The Loire River

The Loire is the longest river in France and divides the country into north and south. The Loire Valley is in fact a large river system, with many major rivers feeding into the Loire, mostly flowing from south to north to meet the Loire.The Loire is a fleuve in French, meaning it exits into the sea (beyond Nantes, into the Atlantic).
The Loire at Amboise -- deep and deceptively fast flowing.
The Loire was once navigable along much of its length, but in the 20th century the river trade began to decline and after the Second World War, no attempt was made to clear the river of the debris of bombed out bridges and the like. Within the area covered by this website there are no controls such as weirs, dams or locks on the Loire and it is allowed to run freely between generously spaced levee banks that prevent habitation and agricultural land from being flooded, without canalising the river. The water level in the river rises and falls with the seasons and weather conditions, flowing fast and deep in the winter and becoming shallow with many exposed gravel banks in the summer.
A sand bank at Montlouis sur Loire.
The natural flow of the river creates several adjunct habitats -- islands, shallow swift flowing water, deep slow flowing pools, sand banks, riparian forest, oxbow lakes, calcareous grassland, limestone cliffs and water meadows, forming an important mosaic with high biodiversity. You can find aquatic, grassland and woodland species along the river in close proximity. The mid stream sand and gravel banks offer important safe haven for nesting birds such as terns, gulls, curlews and plovers. The oxbows host beaver, herons and egrets, grass snakes Natrix spp and damselflies. The riverside forests shelter orioles, ospreys, emperor butterflies and large longhorn beetles.

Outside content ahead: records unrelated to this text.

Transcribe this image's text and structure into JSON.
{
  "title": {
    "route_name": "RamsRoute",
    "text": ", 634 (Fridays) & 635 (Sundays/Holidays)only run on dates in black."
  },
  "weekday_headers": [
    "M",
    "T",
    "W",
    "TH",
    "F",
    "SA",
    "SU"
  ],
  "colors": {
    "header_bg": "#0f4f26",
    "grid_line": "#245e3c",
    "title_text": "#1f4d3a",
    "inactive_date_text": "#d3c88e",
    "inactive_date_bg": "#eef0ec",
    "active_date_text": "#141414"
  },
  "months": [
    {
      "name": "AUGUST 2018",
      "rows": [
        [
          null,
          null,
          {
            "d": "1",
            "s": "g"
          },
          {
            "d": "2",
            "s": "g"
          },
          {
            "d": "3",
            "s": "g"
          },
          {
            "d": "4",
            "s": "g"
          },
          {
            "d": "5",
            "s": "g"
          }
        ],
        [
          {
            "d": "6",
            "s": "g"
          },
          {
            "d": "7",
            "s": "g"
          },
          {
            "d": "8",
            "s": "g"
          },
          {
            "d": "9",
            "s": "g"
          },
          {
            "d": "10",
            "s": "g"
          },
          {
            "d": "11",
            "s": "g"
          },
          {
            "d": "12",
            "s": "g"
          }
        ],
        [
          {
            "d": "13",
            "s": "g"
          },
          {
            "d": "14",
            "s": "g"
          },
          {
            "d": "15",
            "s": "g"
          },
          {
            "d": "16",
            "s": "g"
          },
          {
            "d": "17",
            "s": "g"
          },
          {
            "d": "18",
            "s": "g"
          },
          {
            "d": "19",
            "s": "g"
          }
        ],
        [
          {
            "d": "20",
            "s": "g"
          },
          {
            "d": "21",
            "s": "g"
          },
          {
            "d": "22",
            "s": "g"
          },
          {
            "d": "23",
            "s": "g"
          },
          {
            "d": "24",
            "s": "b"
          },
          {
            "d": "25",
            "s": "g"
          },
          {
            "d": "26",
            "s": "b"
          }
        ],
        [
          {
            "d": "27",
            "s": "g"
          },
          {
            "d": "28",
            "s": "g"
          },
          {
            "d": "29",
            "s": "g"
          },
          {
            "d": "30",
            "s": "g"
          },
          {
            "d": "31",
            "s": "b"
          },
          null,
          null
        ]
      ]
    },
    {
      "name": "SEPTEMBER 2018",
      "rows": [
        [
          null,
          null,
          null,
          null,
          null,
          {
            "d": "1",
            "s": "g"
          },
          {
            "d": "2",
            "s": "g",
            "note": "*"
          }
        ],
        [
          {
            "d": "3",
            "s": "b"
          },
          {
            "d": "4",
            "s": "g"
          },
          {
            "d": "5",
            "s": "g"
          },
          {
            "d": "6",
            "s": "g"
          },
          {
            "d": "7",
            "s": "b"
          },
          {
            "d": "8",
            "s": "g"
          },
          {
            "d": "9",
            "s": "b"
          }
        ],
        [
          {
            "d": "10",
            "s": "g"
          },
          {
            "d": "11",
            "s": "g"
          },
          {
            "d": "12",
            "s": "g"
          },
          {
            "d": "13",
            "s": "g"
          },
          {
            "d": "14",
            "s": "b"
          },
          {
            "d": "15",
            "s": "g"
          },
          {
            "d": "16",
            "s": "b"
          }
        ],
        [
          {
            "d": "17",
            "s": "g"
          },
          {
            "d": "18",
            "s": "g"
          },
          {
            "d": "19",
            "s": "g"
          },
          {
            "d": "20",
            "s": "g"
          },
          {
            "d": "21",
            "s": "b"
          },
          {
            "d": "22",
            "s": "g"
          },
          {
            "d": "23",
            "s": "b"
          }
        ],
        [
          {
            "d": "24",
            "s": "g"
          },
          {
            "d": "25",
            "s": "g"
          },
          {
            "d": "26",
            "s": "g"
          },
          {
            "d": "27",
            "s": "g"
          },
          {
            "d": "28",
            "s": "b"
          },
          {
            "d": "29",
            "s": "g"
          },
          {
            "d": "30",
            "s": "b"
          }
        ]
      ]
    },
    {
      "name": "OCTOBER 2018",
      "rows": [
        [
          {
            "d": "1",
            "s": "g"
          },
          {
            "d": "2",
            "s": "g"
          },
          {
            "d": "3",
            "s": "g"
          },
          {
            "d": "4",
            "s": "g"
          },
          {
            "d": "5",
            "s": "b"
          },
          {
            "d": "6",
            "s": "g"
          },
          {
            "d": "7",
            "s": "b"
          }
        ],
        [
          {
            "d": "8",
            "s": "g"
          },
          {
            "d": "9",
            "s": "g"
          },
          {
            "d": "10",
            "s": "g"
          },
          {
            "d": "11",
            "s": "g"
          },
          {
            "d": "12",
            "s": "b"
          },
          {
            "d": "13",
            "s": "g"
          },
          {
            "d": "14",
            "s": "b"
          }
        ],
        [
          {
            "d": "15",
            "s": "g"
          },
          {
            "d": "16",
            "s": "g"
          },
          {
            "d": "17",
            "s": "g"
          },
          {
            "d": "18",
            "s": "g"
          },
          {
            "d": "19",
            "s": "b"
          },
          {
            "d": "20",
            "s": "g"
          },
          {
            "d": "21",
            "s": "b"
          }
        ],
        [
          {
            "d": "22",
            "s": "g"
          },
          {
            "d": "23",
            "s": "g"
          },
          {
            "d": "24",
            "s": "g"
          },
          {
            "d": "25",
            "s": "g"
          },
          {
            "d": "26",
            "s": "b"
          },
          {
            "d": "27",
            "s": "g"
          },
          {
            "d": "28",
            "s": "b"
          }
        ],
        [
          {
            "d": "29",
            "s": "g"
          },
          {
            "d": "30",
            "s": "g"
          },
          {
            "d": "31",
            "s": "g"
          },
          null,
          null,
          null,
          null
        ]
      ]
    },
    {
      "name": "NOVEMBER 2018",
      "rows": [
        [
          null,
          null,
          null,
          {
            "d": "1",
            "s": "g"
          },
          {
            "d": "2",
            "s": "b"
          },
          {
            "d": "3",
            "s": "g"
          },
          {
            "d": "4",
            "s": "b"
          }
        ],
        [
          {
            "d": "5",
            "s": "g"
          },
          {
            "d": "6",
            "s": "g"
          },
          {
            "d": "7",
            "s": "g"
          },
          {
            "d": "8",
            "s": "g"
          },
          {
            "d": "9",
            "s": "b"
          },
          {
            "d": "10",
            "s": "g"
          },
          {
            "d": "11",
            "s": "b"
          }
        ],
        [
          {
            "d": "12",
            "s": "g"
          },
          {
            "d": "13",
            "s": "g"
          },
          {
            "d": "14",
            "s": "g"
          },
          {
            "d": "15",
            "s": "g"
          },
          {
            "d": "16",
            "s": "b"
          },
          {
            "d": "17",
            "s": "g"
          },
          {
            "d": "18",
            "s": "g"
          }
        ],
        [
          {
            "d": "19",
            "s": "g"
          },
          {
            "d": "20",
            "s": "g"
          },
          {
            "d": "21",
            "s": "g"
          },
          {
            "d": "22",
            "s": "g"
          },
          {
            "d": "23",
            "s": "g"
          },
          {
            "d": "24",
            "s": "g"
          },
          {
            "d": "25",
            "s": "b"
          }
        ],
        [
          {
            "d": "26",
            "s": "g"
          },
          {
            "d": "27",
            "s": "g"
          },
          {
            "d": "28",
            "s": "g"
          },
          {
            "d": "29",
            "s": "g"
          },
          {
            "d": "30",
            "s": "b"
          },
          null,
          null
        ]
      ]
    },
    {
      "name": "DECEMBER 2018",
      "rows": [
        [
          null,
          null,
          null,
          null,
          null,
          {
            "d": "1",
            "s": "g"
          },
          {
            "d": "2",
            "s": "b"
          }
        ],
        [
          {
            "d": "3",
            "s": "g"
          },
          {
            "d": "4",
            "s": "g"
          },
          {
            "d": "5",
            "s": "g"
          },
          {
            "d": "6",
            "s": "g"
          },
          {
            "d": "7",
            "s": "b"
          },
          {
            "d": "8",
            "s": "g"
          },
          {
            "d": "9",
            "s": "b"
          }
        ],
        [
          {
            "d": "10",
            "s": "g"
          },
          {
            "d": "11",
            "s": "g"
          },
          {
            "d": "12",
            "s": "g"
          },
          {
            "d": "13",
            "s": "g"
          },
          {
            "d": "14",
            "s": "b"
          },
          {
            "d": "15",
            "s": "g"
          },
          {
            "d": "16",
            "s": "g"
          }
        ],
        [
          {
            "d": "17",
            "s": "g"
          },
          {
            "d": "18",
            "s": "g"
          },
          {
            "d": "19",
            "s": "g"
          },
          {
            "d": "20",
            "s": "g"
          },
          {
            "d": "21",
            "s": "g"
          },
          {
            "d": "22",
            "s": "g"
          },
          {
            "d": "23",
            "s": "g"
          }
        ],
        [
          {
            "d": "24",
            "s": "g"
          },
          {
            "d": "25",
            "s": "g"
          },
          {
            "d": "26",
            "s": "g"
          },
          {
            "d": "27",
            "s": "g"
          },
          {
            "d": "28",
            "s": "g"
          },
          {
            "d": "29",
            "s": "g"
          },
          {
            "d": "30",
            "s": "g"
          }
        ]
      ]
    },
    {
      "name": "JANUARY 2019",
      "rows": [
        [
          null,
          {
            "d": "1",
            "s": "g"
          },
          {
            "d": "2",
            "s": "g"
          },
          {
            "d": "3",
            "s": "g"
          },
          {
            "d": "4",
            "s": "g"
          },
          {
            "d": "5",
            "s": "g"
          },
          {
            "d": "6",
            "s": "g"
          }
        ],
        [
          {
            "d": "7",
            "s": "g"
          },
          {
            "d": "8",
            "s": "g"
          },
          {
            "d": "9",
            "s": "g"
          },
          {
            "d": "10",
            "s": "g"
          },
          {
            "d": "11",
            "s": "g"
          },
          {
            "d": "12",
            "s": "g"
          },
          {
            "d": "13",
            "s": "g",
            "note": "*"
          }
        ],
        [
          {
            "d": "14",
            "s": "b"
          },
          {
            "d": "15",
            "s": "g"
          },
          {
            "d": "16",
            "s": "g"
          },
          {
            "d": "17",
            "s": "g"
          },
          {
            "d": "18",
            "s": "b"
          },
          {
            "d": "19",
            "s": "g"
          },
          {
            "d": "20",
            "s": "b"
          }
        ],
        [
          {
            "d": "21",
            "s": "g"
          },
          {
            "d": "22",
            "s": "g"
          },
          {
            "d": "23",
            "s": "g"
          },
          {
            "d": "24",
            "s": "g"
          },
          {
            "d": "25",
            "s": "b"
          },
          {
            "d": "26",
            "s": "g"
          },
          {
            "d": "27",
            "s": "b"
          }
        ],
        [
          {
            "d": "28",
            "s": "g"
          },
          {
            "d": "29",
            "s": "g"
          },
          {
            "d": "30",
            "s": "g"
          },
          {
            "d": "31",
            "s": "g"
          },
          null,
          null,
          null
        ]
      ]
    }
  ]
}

In the meadows you can find fritillaries and orchids. The levee banks are home to wasp spiders, broomrapes, pipits and a different suite of orchids.

An uprooted tree forms an obstruction which will cause sediment to build up behind it, changing the flow and providing new, if temporary habitat.
The river is marketed as 'the last wild river in Europe', and it is managed more or less as a long thin nature reserve. The sand and gravel is allowed to erode and shift about the river bed according to the natural flow of the river and this adds greatly to the river's value as a natural habitat, with a natural cycle of constant change and habitat succession.

The Loire at Montlouis.
Not much is left of the old riparian forest. Most of it has been cleared to make way for hay meadows or worse, poplar plantations. However, the meadows can be high quality habitat, if they have not been 'improved'. The world's largest population of the rare Snakeshead Fritillary Fritillaria meleagris grows in the water meadows along the Loire near its confluence with the Vienne, west of Chinon. These meadows are often divided up into bocage style pasture with hedgerows, sometimes very old.